The rise of conceptualism in art in Southeast Asia is rooted in a dense matrix of socio-political circumstances marked by the Cold War, when national concerns were interwoven with the gathering momentum of globalism in the 1960s–70s. It is deeply imbricated with modernization and developmental projects that propelled the travels and introduction of ‘new’ art forms to varying contexts of artistic modernity. Yet it also presents possibilities of breaking from the frame of avant-gardistic styles moored to modernism’s preoccupation with issues of originality and its centre-periphery model of diffusion. My thesis expounds on historical and critical perspectives of the “inconvenient” practices of Roberto Chabet (1937-2013, the Philippines), Cheo Chai-Hiang (b. 1946, Singapore) and Po Po (b. 1957, Myanmar), to develop ways of examining conceptualism in Southeast Asia as an intertwined proposition and provocation to modes of modernism. The three artists have been regarded as pioneers of conceptualism within their respective localities, yet have been marginalized in the projects of constructing national and regional art historiographies.  Against the characterization of conceptualism as yet another belated and/or misinterpreted “Western” art import, my research attempts to capture the contemporaneous urgencies in their negotiations and renegotiations of its meanings, thereby divesting conceptualism in Southeast Asia of any integral “source” or clear “borders”. It will rely on critical investigation of written texts, analysis of artworks, and the conduct of interviews and other primary sources such as personal correspondence, exhibition notes and contemporaneous news articles to map out artistic connections and the production, dissemination and reception of conceptualism. By investigating how artistic ideas and knowledge discourses of the post-Fluxus milieu travel and get translated/transformed – and the contestations over their framings – I aim to develop ways to narrate a more complicated history(s) of global conceptualism(s) from the vantage point of Southeast Asia.
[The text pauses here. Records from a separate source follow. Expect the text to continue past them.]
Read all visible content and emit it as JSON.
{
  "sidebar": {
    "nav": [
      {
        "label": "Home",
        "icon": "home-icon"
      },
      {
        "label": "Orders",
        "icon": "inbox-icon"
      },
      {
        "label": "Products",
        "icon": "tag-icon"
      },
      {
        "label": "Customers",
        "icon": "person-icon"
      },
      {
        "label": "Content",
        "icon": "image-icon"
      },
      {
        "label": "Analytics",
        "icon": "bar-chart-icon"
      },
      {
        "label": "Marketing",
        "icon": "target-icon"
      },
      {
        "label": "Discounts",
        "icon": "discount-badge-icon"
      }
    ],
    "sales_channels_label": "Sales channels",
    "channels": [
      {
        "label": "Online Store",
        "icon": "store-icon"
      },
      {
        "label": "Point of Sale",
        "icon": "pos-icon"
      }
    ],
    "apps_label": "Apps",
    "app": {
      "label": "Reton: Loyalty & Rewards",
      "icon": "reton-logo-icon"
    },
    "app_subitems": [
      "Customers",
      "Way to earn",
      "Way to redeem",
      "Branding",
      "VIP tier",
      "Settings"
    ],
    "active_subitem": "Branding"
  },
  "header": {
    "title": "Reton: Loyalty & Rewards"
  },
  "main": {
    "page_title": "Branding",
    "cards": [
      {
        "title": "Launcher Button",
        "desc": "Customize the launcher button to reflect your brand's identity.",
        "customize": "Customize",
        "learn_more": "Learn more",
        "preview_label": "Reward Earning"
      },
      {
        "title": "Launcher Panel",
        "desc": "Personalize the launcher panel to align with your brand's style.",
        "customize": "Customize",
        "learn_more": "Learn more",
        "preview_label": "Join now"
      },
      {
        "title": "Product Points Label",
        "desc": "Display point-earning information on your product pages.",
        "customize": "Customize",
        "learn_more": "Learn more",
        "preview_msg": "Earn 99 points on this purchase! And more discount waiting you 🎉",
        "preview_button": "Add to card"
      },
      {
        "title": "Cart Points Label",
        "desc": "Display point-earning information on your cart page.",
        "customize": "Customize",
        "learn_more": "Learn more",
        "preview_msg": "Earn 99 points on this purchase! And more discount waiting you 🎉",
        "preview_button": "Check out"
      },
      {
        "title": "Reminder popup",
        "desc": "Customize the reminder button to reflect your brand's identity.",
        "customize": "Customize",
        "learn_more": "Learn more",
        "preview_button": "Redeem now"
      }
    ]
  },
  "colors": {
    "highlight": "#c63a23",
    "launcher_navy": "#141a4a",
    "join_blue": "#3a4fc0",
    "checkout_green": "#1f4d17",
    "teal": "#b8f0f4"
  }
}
The prospects include expansion and re-evaluation of the normative paradigms for situating and interpreting critical artistic responses post-WWII.